Element data from apps and pages:
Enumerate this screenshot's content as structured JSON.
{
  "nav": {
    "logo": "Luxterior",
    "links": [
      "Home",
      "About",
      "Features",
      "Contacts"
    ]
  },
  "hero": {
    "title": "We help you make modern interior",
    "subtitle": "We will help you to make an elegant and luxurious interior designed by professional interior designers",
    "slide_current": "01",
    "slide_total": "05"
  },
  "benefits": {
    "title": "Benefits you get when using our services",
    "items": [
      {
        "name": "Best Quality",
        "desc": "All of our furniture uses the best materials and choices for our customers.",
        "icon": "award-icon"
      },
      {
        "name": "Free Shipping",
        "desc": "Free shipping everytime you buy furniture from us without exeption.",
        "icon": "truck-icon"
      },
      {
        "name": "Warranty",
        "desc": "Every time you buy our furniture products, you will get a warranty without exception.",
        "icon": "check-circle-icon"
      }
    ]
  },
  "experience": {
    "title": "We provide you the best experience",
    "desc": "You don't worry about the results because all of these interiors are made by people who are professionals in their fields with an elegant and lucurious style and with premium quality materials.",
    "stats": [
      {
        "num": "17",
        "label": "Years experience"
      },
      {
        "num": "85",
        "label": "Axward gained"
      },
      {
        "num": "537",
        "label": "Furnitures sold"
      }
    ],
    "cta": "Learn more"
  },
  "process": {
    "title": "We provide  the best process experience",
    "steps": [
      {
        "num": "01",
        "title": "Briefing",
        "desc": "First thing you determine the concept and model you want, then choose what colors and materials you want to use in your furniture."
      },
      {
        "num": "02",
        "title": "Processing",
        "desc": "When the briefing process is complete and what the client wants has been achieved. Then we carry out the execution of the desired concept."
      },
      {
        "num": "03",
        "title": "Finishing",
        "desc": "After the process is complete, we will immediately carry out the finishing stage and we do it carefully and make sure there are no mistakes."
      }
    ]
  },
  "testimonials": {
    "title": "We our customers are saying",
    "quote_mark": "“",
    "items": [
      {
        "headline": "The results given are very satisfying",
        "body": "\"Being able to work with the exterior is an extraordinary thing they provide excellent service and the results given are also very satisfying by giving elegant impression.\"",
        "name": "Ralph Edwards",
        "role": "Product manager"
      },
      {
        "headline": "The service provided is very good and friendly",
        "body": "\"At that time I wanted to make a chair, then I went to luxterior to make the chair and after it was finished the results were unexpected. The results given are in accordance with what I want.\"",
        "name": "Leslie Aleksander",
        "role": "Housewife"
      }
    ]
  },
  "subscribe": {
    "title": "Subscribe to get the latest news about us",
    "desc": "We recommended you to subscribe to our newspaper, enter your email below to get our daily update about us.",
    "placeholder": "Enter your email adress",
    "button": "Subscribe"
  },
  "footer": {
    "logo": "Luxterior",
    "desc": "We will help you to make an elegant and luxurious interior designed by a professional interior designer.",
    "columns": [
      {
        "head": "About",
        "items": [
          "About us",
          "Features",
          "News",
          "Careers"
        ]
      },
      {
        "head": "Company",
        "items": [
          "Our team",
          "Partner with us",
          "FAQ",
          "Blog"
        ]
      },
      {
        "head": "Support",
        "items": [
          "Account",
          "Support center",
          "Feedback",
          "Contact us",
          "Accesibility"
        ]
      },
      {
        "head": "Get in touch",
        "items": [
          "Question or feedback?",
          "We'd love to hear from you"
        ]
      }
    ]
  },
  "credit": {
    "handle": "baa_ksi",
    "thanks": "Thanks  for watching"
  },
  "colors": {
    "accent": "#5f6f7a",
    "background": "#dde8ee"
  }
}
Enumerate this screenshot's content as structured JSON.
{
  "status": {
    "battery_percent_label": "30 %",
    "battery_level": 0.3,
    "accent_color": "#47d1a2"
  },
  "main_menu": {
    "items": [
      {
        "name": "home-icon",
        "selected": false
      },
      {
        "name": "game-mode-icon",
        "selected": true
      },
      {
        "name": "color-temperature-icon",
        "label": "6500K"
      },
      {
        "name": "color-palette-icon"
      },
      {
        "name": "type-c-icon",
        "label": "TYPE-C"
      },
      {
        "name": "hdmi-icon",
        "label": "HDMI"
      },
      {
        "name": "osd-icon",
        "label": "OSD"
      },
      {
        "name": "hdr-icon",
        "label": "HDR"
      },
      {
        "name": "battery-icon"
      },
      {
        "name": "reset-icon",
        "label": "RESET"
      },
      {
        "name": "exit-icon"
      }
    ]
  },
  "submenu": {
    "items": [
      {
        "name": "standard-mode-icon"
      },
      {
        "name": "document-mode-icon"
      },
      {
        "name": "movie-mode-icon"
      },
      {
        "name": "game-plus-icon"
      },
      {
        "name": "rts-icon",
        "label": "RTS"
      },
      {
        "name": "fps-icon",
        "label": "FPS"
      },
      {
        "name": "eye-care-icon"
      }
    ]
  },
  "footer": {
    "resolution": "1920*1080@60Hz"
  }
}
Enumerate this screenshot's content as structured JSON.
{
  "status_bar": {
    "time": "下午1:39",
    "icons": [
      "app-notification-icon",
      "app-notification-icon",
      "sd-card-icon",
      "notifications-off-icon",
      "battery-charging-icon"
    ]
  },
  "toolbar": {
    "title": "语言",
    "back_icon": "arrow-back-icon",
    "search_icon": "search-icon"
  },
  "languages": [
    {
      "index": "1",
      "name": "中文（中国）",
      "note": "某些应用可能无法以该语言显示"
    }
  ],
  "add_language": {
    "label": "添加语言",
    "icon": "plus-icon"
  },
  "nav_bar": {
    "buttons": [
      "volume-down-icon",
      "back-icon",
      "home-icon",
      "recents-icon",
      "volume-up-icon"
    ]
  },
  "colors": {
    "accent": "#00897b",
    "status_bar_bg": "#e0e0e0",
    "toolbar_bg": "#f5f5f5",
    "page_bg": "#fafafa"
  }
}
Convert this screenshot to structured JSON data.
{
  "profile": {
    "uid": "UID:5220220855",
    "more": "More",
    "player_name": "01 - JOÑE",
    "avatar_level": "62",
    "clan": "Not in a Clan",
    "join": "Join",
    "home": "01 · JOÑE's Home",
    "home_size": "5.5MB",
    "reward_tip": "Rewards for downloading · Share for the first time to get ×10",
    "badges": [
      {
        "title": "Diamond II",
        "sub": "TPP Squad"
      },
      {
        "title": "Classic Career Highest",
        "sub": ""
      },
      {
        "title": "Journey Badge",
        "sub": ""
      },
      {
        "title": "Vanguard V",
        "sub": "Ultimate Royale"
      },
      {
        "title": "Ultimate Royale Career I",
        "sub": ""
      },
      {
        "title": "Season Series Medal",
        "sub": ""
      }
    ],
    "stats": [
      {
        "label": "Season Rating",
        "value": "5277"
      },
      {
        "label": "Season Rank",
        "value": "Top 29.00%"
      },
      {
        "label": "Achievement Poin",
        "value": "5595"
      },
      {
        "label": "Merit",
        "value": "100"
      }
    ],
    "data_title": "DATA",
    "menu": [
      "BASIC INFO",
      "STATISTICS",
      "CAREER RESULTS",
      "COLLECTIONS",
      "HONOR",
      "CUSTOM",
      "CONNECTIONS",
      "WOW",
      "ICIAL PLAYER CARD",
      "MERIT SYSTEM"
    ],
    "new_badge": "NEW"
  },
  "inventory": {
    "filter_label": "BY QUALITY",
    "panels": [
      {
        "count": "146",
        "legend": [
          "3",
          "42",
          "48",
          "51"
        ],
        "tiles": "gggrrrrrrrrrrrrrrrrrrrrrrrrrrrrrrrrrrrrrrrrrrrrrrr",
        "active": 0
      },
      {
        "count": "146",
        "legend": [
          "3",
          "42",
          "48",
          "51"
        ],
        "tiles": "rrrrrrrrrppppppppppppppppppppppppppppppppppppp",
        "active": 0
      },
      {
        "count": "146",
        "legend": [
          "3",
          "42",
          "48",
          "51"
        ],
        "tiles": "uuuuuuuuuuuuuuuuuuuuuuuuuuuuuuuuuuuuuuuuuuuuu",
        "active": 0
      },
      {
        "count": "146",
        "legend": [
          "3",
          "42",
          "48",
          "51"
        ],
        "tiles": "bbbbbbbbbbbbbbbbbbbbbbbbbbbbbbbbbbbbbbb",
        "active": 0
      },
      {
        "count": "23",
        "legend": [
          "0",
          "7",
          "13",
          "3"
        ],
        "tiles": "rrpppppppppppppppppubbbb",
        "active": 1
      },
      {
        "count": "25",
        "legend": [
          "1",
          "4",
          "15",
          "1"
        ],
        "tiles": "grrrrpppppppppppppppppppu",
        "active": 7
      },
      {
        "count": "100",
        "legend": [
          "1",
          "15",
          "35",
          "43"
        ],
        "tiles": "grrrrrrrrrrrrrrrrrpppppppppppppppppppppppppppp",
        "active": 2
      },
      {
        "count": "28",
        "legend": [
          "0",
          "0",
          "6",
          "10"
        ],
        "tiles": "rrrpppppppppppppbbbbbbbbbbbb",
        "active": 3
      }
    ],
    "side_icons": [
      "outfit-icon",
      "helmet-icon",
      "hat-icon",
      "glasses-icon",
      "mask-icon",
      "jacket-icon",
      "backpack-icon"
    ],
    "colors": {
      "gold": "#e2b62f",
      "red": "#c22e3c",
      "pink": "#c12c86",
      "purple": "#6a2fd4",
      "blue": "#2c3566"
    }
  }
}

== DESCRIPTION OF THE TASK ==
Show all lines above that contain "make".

== ANSWER SPACE ==
    "title": "We help you make modern interior",
    "subtitle": "We will help you to make an elegant and luxurious interior designed by professional interior designers",
        "desc": "After the process is complete, we will immediately carry out the finishing stage and we do it carefully and make sure there are no mistakes."
        "body": "\"At that time I wanted to make a chair, then I went to luxterior to make the chair and after it was finished the results were unexpected. The results given are in accordance with what I want.\"",
    "desc": "We will help you to make an elegant and luxurious interior designed by a professional interior designer.",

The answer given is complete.